**WORK TO COMPLETE:** Copy all of the data below exactly as it is given.

Source data
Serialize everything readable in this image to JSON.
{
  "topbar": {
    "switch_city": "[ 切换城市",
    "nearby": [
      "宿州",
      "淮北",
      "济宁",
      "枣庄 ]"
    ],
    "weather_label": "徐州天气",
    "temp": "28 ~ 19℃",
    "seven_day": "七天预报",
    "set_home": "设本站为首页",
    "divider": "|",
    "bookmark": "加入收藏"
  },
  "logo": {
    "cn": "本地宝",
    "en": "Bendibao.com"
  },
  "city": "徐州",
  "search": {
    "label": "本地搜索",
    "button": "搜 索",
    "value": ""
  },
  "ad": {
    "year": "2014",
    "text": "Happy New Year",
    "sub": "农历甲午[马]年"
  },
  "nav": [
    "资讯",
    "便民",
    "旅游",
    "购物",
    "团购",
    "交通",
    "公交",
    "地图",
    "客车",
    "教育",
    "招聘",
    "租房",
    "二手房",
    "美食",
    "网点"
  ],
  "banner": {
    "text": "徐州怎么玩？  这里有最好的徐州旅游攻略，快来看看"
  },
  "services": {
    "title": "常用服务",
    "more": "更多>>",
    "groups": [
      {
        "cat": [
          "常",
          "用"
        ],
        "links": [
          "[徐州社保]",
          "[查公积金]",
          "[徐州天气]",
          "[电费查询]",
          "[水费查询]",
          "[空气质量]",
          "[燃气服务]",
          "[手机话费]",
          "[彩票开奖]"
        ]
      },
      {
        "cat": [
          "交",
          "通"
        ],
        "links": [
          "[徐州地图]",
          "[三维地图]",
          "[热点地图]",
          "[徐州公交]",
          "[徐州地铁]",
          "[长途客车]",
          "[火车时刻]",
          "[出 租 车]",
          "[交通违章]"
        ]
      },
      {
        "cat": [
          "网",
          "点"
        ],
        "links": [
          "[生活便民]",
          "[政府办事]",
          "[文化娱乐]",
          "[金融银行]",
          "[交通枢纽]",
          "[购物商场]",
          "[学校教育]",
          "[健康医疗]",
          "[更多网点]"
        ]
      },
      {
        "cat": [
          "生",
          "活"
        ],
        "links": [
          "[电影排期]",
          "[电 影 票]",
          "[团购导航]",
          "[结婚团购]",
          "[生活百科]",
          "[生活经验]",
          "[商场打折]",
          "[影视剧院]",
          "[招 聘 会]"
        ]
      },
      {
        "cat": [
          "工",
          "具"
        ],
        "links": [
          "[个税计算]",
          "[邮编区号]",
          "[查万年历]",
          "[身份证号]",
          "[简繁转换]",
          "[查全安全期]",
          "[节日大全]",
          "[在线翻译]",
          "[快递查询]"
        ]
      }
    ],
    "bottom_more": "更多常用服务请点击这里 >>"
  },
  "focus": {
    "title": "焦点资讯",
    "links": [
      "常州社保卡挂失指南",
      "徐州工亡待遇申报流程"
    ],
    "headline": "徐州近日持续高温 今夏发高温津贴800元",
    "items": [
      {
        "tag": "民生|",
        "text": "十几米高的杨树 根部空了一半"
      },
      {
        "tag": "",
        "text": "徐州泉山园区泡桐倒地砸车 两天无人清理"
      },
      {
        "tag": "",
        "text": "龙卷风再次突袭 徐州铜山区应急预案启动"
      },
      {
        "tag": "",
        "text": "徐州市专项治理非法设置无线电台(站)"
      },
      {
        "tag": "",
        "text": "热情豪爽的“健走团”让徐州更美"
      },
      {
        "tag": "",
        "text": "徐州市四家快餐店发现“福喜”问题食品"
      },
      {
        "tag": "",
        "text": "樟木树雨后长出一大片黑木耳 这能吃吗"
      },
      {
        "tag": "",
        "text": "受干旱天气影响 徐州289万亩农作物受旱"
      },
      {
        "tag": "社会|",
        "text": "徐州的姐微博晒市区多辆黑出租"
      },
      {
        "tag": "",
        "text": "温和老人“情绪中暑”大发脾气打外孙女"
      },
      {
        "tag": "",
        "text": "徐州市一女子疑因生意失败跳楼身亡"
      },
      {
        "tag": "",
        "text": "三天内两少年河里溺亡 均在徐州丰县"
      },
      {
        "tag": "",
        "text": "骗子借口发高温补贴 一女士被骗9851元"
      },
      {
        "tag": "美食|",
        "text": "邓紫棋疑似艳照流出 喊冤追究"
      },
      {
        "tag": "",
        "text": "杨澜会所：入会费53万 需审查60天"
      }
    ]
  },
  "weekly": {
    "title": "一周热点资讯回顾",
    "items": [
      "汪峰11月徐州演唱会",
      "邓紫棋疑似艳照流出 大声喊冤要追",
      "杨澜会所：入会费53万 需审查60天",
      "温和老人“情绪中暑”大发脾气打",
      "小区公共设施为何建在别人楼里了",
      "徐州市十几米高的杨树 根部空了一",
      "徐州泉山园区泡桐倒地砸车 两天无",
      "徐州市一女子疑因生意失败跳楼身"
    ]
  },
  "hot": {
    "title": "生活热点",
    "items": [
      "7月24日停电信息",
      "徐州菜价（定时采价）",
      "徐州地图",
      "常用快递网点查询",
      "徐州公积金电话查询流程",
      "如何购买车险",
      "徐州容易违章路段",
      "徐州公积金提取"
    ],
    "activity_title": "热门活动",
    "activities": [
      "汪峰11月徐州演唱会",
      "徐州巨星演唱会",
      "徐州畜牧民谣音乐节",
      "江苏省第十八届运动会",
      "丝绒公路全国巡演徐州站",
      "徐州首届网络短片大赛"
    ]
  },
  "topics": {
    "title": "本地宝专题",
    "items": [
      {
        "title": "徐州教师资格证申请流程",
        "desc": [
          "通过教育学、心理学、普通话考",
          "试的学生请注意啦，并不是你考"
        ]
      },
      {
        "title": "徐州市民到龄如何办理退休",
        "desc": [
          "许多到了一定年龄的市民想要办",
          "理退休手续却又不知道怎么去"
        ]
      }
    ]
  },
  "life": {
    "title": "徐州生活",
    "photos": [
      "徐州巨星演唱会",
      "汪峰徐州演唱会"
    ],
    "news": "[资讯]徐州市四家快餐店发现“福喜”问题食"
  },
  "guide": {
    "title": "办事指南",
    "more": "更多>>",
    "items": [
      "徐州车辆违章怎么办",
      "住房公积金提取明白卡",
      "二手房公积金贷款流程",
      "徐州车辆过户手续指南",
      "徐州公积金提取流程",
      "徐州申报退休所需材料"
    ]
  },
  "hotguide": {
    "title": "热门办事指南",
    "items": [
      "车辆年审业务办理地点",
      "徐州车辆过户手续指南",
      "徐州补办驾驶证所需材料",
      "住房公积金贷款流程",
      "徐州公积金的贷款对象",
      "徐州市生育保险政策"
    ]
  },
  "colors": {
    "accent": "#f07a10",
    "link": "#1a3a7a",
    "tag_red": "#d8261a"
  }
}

**SOLVED PROBLEM:**
Serialize everything readable in this image to JSON.
{
  "topbar": {
    "switch_city": "[ 切换城市",
    "nearby": [
      "宿州",
      "淮北",
      "济宁",
      "枣庄 ]"
    ],
    "weather_label": "徐州天气",
    "temp": "28 ~ 19℃",
    "seven_day": "七天预报",
    "set_home": "设本站为首页",
    "divider": "|",
    "bookmark": "加入收藏"
  },
  "logo": {
    "cn": "本地宝",
    "en": "Bendibao.com"
  },
  "city": "徐州",
  "search": {
    "label": "本地搜索",
    "button": "搜 索",
    "value": ""
  },
  "ad": {
    "year": "2014",
    "text": "Happy New Year",
    "sub": "农历甲午[马]年"
  },
  "nav": [
    "资讯",
    "便民",
    "旅游",
    "购物",
    "团购",
    "交通",
    "公交",
    "地图",
    "客车",
    "教育",
    "招聘",
    "租房",
    "二手房",
    "美食",
    "网点"
  ],
  "banner": {
    "text": "徐州怎么玩？  这里有最好的徐州旅游攻略，快来看看"
  },
  "services": {
    "title": "常用服务",
    "more": "更多>>",
    "groups": [
      {
        "cat": [
          "常",
          "用"
        ],
        "links": [
          "[徐州社保]",
          "[查公积金]",
          "[徐州天气]",
          "[电费查询]",
          "[水费查询]",
          "[空气质量]",
          "[燃气服务]",
          "[手机话费]",
          "[彩票开奖]"
        ]
      },
      {
        "cat": [
          "交",
          "通"
        ],
        "links": [
          "[徐州地图]",
          "[三维地图]",
          "[热点地图]",
          "[徐州公交]",
          "[徐州地铁]",
          "[长途客车]",
          "[火车时刻]",
          "[出 租 车]",
          "[交通违章]"
        ]
      },
      {
        "cat": [
          "网",
          "点"
        ],
        "links": [
          "[生活便民]",
          "[政府办事]",
          "[文化娱乐]",
          "[金融银行]",
          "[交通枢纽]",
          "[购物商场]",
          "[学校教育]",
          "[健康医疗]",
          "[更多网点]"
        ]
      },
      {
        "cat": [
          "生",
          "活"
        ],
        "links": [
          "[电影排期]",
          "[电 影 票]",
          "[团购导航]",
          "[结婚团购]",
          "[生活百科]",
          "[生活经验]",
          "[商场打折]",
          "[影视剧院]",
          "[招 聘 会]"
        ]
      },
      {
        "cat": [
          "工",
          "具"
        ],
        "links": [
          "[个税计算]",
          "[邮编区号]",
          "[查万年历]",
          "[身份证号]",
          "[简繁转换]",
          "[查全安全期]",
          "[节日大全]",
          "[在线翻译]",
          "[快递查询]"
        ]
      }
    ],
    "bottom_more": "更多常用服务请点击这里 >>"
  },
  "focus": {
    "title": "焦点资讯",
    "links": [
      "常州社保卡挂失指南",
      "徐州工亡待遇申报流程"
    ],
    "headline": "徐州近日持续高温 今夏发高温津贴800元",
    "items": [
      {
        "tag": "民生|",
        "text": "十几米高的杨树 根部空了一半"
      },
      {
        "tag": "",
        "text": "徐州泉山园区泡桐倒地砸车 两天无人清理"
      },
      {
        "tag": "",
        "text": "龙卷风再次突袭 徐州铜山区应急预案启动"
      },
      {
        "tag": "",
        "text": "徐州市专项治理非法设置无线电台(站)"
      },
      {
        "tag": "",
        "text": "热情豪爽的“健走团”让徐州更美"
      },
      {
        "tag": "",
        "text": "徐州市四家快餐店发现“福喜”问题食品"
      },
      {
        "tag": "",
        "text": "樟木树雨后长出一大片黑木耳 这能吃吗"
      },
      {
        "tag": "",
        "text": "受干旱天气影响 徐州289万亩农作物受旱"
      },
      {
        "tag": "社会|",
        "text": "徐州的姐微博晒市区多辆黑出租"
      },
      {
        "tag": "",
        "text": "温和老人“情绪中暑”大发脾气打外孙女"
      },
      {
        "tag": "",
        "text": "徐州市一女子疑因生意失败跳楼身亡"
      },
      {
        "tag": "",
        "text": "三天内两少年河里溺亡 均在徐州丰县"
      },
      {
        "tag": "",
        "text": "骗子借口发高温补贴 一女士被骗9851元"
      },
      {
        "tag": "美食|",
        "text": "邓紫棋疑似艳照流出 喊冤追究"
      },
      {
        "tag": "",
        "text": "杨澜会所：入会费53万 需审查60天"
      }
    ]
  },
  "weekly": {
    "title": "一周热点资讯回顾",
    "items": [
      "汪峰11月徐州演唱会",
      "邓紫棋疑似艳照流出 大声喊冤要追",
      "杨澜会所：入会费53万 需审查60天",
      "温和老人“情绪中暑”大发脾气打",
      "小区公共设施为何建在别人楼里了",
      "徐州市十几米高的杨树 根部空了一",
      "徐州泉山园区泡桐倒地砸车 两天无",
      "徐州市一女子疑因生意失败跳楼身"
    ]
  },
  "hot": {
    "title": "生活热点",
    "items": [
      "7月24日停电信息",
      "徐州菜价（定时采价）",
      "徐州地图",
      "常用快递网点查询",
      "徐州公积金电话查询流程",
      "如何购买车险",
      "徐州容易违章路段",
      "徐州公积金提取"
    ],
    "activity_title": "热门活动",
    "activities": [
      "汪峰11月徐州演唱会",
      "徐州巨星演唱会",
      "徐州畜牧民谣音乐节",
      "江苏省第十八届运动会",
      "丝绒公路全国巡演徐州站",
      "徐州首届网络短片大赛"
    ]
  },
  "topics": {
    "title": "本地宝专题",
    "items": [
      {
        "title": "徐州教师资格证申请流程",
        "desc": [
          "通过教育学、心理学、普通话考",
          "试的学生请注意啦，并不是你考"
        ]
      },
      {
        "title": "徐州市民到龄如何办理退休",
        "desc": [
          "许多到了一定年龄的市民想要办",
          "理退休手续却又不知道怎么去"
        ]
      }
    ]
  },
  "life": {
    "title": "徐州生活",
    "photos": [
      "徐州巨星演唱会",
      "汪峰徐州演唱会"
    ],
    "news": "[资讯]徐州市四家快餐店发现“福喜”问题食"
  },
  "guide": {
    "title": "办事指南",
    "more": "更多>>",
    "items": [
      "徐州车辆违章怎么办",
      "住房公积金提取明白卡",
      "二手房公积金贷款流程",
      "徐州车辆过户手续指南",
      "徐州公积金提取流程",
      "徐州申报退休所需材料"
    ]
  },
  "hotguide": {
    "title": "热门办事指南",
    "items": [
      "车辆年审业务办理地点",
      "徐州车辆过户手续指南",
      "徐州补办驾驶证所需材料",
      "住房公积金贷款流程",
      "徐州公积金的贷款对象",
      "徐州市生育保险政策"
    ]
  },
  "colors": {
    "accent": "#f07a10",
    "link": "#1a3a7a",
    "tag_red": "#d8261a"
  }
}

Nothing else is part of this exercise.